If you find yourself reporting to a former co-worker (even a friend), know that your old relationship will necessarily change. Reporting to friends can be just as tricky as managing them, so learn the boundaries between your personal relationship and the organization's needs, recognizing that your friend now has responsibility for your performance, as well.
Sometimes, managers are hired or promoted because they impressed someone in a position of power. But what if it's painfully obvious they're in way over their heads? Don't take action right away, but if you believe this will be a problem, start documenting instances where their lack of qualifications is costing the company. Only when you have documentation substantiating your claim should you bring it to management.
In most cases, dealing with new bosses presents more promise than anguish. If they're reasonable and you're willing to adapt to the new situation, there's no reason the new department culture can't do as well as, or better than, the previous one.
How to Deal With a New Boss: Author's Note
It's rare for anyone who's worked for more than a few years to not have their share of bosses, and I'm no exception. This article was informed both by lots of research and personal experience. Personal experience gave me a pretty good idea of the types of bosses out there, from laid back but inspirational to micro-managers who probably have no business being in charge of anybody.
The research gave me a better ideas about how to deal with these people, who are usually just trying to do their best in a new situation. As a librarian by trade, learning about new things is a lot of fun in its own right and I hope you too enjoyed learning some new tricks to help in whatever situation you find yourself.
- Diaz, Johnny. "Facebook's Squirmy Chapter: Site's Evolution Blurs Line Between Boss and Employee." Boston.com. April 16, 2008. (Sept. 26, 2010)http://www.boston.com/jobs/news/articles/2008/04/16/facebooks_squirmy_chapter/
- Dixit, Jay. "Bosses From Hell." Psychology Today. Sept. 1, 1996. (Sept 26, 2010)http://www.psychologytoday.com/articles/199609/bosses-hell
- Half, Robert. "Adjusting to a New Manager." Birmingham Post. April 22, 2010. Page 16.
- Hunsinge, Dana. "Tips on Breaking in the New Boss." Great Falls Tribune. Oct. 13, 2008. Business Section, Page 6S.
- Reyer, Liz. "Same Old Job, New Boss: How Can You Adjust?" Ottawa Citizen. June 17, 2009. Working Section, Page F2.
- Stafford, Diane. "How to Survive a New Boss." Kansas City Star. May 24, 2009. Page 1.
- Stein, Joel. "Bosses From Hell." Time. Dec. 7, 1998. (Sept. 26, 2010)http://www.time.com/time/magazine/article/0,9171,989793,00.html
- Takash, Joe; Lorenz, Kate. "Trouble Connecting With the Boss?" The Work Buzz. Oct 14, 2009. (Sept 26, 2010)http://www.theworkbuzz.com/work/connect-with-the-boss/
- Weiss, Tara. "The Fine Art of Sucking Up To Your Boss." Forbes.com. Feb. 26, 2008. (Sept. 27, 2010)
- Willis, Bill. "Meeting the New Boss: Making the Right Impression." On Wall Street. May 2010. Vol.20, No.5. Page 48.
New Boss: Cheat Sheet
Stuff You Need To Know:
- Be at your best if you're meeting potential candidates for your boss's position. You might be reporting to any of them and you want to set a good first impression.

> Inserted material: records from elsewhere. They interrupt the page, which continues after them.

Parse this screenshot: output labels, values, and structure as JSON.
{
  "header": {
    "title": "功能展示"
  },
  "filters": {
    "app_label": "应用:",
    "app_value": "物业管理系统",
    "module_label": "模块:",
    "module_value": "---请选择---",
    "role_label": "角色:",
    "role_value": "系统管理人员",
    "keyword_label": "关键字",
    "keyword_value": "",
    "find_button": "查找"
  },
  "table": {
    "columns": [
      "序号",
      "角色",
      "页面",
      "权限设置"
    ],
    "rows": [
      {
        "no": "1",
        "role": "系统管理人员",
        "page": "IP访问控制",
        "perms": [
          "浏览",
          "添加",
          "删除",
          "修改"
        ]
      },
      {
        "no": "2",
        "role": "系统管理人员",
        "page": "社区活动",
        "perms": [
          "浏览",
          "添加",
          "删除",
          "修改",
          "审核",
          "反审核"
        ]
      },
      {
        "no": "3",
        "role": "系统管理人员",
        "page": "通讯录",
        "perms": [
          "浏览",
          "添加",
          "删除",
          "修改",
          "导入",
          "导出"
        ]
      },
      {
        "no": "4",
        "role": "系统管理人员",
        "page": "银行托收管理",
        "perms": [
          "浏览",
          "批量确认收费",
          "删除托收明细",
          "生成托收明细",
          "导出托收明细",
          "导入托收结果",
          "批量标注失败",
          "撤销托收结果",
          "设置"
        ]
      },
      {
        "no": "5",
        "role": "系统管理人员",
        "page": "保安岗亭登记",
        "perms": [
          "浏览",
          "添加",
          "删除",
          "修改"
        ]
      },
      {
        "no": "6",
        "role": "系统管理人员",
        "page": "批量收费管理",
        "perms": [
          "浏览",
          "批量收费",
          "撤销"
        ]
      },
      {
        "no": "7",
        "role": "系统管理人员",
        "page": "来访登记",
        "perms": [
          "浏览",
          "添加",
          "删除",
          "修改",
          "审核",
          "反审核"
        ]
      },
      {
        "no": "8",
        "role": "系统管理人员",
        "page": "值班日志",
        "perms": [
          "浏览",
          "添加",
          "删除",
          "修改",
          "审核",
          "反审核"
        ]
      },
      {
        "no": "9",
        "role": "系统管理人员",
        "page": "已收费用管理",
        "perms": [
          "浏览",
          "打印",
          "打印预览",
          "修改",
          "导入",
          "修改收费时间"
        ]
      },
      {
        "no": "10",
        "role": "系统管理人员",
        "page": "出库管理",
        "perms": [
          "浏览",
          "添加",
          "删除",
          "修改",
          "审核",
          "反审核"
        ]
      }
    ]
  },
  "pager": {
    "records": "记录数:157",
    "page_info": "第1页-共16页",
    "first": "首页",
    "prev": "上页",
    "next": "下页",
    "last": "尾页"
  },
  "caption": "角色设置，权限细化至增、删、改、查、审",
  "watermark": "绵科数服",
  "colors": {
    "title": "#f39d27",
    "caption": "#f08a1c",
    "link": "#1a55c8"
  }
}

- Come at the situation with an open mind -- it's full of opportunity.
- Take the initiative to learn about your new boss by setting up a one-on-one meeting as soon as possible
- Be prepared to adapt. After all, he or she is the boss, not you, and you'll need to give his or her approach your best effort
- Don't pile on the flattery. It's transparent and will make you look fake (even if you really mean it).